■ Work instructions
Go through the listing below and gather every line with the word "working".
-- Records for this task follows --
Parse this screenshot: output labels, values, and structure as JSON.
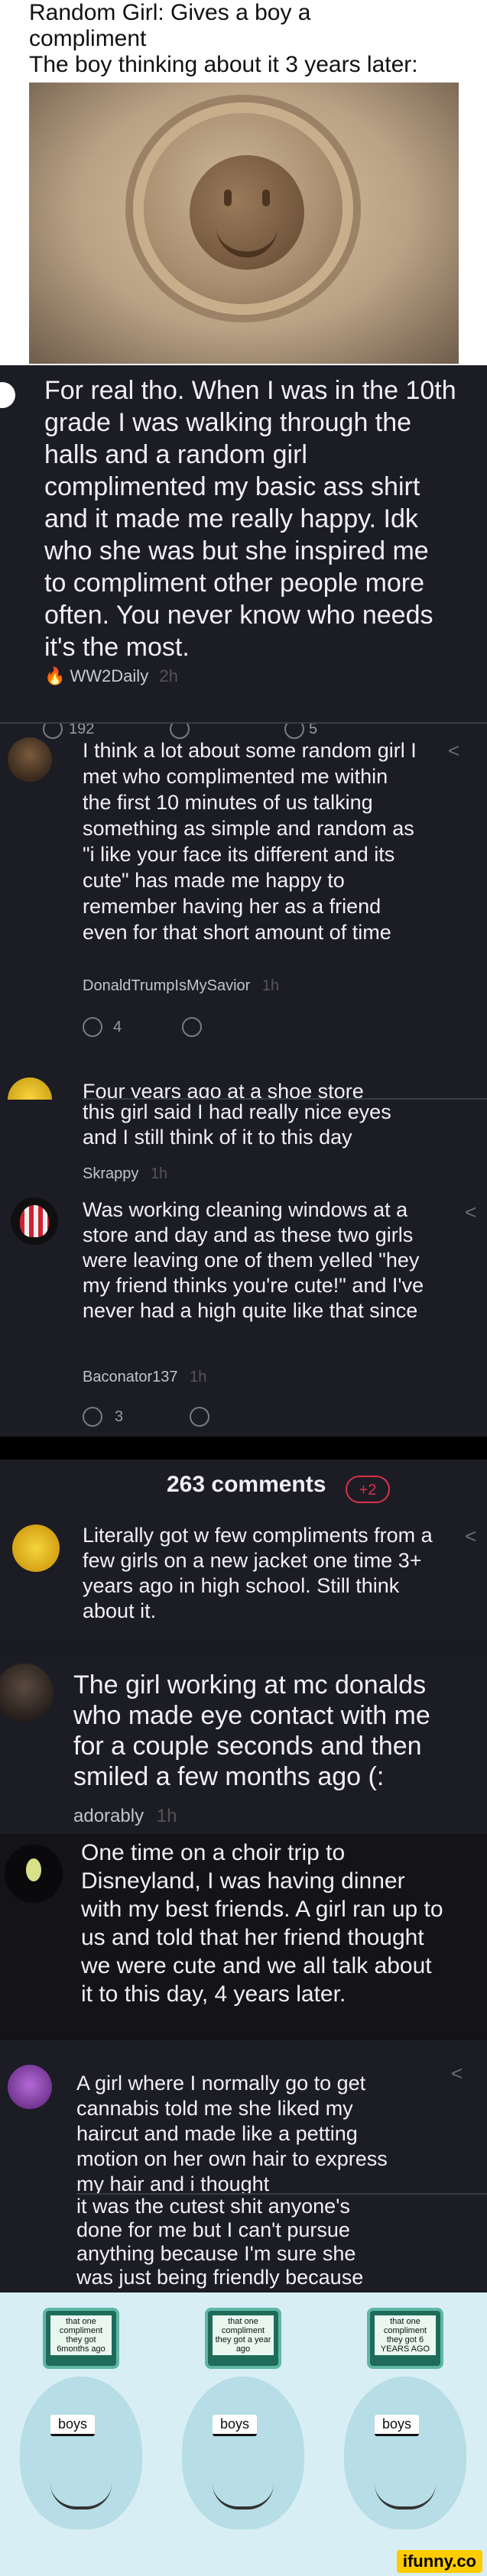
{
  "meme": {
    "line1": "Random Girl: Gives a boy a",
    "line2": "compliment",
    "line3": "The boy thinking about it 3 years later:"
  },
  "post1": {
    "text": "For real tho. When I was in the 10th grade I was walking through the halls and a random girl complimented my basic ass shirt and it made me really happy. Idk who she was but she inspired me to compliment other people more often. You never know who needs it's the most.",
    "author": "WW2Daily",
    "time": "2h",
    "upvotes": "192",
    "replies": "5"
  },
  "comment1": {
    "text": "I think a lot about some random girl I met who complimented me within the first 10 minutes of us talking something as simple and random as \"i like your face its different and its cute\" has made me happy to remember having her as a friend even for that short amount of time",
    "author": "DonaldTrumpIsMySavior",
    "time": "1h",
    "likes": "4"
  },
  "comment2": {
    "line1": "Four years ago at a shoe store",
    "text": "this girl said I had really nice eyes and I still think of it to this day",
    "author": "Skrappy",
    "time": "1h"
  },
  "comment3": {
    "text": "Was working cleaning windows at a store and day and as these two girls were leaving one of them yelled \"hey my friend thinks you're cute!\" and I've never had a high quite like that since",
    "author": "Baconator137",
    "time": "1h",
    "likes": "3"
  },
  "comments_header": {
    "label": "263 comments",
    "badge": "+2"
  },
  "comment4": {
    "text": "Literally got w few compliments from a few girls on a new jacket one time 3+ years ago in high school. Still think about it."
  },
  "comment5": {
    "text": "The girl working at mc donalds who made eye contact with me for a couple seconds and then smiled a few months ago (:",
    "author": "adorably",
    "time": "1h"
  },
  "comment6": {
    "text": "One time on a choir trip to Disneyland, I was having dinner with my best friends. A girl ran up to us and told that her friend thought we were cute and we all talk about it to this day, 4 years later."
  },
  "comment7": {
    "text": "A girl where I normally go to get cannabis told me she liked my haircut and made like a petting motion on her own hair to express my hair and i thought",
    "text_cont": "it was the cutest shit anyone's done for me but I can't pursue anything because I'm sure she was just being friendly because she's working"
  },
  "final_meme": {
    "panels": [
      {
        "sign": "that one compliment they got 6months ago",
        "label": "boys"
      },
      {
        "sign": "that one compliment they got a year ago",
        "label": "boys"
      },
      {
        "sign": "that one compliment they got 6 YEARS AGO",
        "label": "boys"
      }
    ],
    "watermark": "ifunny.co"
  }
}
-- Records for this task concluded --
■ Written response
    "text": "Was working cleaning windows at a store and day and as these two girls were leaving one of them yelled \"hey my friend thinks you're cute!\" and I've never had a high quite like that since",
    "text": "The girl working at mc donalds who made eye contact with me for a couple seconds and then smiled a few months ago (:",
    "text_cont": "it was the cutest shit anyone's done for me but I can't pursue anything because I'm sure she was just being friendly because she's working"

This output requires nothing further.